There’s a lot of literature on the effects of interruptions in the workplace, but not a ton on the same phenomena when relaxing. The interruptions of having to respond to emails, and even know they’re there is something that has a habit of interrupting my post-work hours, and I have no real good solution to it beyond mental designation of work and relaxation hours. I’ve found that the little emails that pop up after hours do gnaw at me - they push me a little further from relaxing, a little further from peace, but so much of that mostly comes from me looking at my emails. I’ve had to start forcing myself to not look at my email at all until the morning - and if I know about it, it adds a weight of dread knowing that I’ll have to deal with it then.
I think a lot of it comes from a force of habit - that I don’t consider the individual actions of my job too taxing and fail to consider the gestalt of having to do them a few hundred times a day. Sending and responding to emails is a job I consider myself extremely lucky to have, a job that is significantly easier and less demanding than doing manual labor, or being a lawyer, or being a doctor, and thus I assume as a result that I’m being a baby by not responding to each email and text the moment it comes in.
I think some of this is internalized from how I started work - again, I was incredibly lucky and got a job at a games magazine, and I’ve always felt incredibly lucky to have that job, and thus from day one I’d take any work I was capable of doing. I had to work to live in America, so my first job in PR I basically worked every day knowing that if I failed, I had to leave the country. My agency started quicker than I expected it to, and thus from the get-go I was focused on trying to get work done because I was lucky to have it. This isn’t to say I’m even some sort of paragon of hard work, that I haven’t had lazy days, that I haven’t burned myself out quite a few times - just that I think my work ethic is ultimately “I got a job to do and it’s better than milking cows or whatever.”
What this mostly means is that I have realized I am actually an extremely poor judge of how much work it takes to overburden me. I don’t have any task that’s in my day that I consider necessarily hard - they’re just vague and/or numerous, requiring a lot of writing emails to reporters and reporting stuff to clients, and endless reading that I truly enjoy. But I can’t really feel the pressure at the time it’s happening, and thus I’ll find myself three or four weeks into a brutal phase of work burned out but not able to specifically point at one thing and say “oh that did it.” It usually compounds and compounds until sleep on its own doesn’t help.
I’m sure this is a problem that applies to a lot of knowledge workers - the actual work itself is not demanding, but the katamari of tasks eventually gets to you. And I think that even writing it down helps. That, and understanding that even if it doesn’t feel like I’ve done a ton of stuff in a day, I still have, and I have to treat it as real work.

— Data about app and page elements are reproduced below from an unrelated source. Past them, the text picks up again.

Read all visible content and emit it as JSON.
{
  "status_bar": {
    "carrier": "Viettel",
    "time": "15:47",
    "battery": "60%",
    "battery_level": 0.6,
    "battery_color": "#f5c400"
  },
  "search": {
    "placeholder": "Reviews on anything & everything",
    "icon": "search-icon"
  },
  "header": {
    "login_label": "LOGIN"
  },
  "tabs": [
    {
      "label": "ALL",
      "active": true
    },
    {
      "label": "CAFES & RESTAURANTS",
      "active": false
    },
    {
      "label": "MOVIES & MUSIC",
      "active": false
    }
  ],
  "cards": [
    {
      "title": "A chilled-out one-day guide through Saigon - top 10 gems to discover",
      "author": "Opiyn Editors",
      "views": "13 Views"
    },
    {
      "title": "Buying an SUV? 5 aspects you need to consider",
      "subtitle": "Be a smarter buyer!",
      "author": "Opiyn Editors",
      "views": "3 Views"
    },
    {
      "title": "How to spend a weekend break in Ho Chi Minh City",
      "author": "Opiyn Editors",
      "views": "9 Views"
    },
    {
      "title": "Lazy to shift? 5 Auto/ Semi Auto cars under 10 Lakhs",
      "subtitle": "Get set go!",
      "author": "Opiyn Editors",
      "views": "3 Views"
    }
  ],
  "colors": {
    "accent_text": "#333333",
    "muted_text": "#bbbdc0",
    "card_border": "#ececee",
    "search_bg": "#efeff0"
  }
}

All in all, I’ve got to start taking more time off. If only because I didn’t realize how much I missed it.
Anyway, it’s the one year anniversary of me putting on joker makeup for my guys to cheer them up during the beginning of the pandemic, a time of great uncertainty. So that’s how I’m ending this.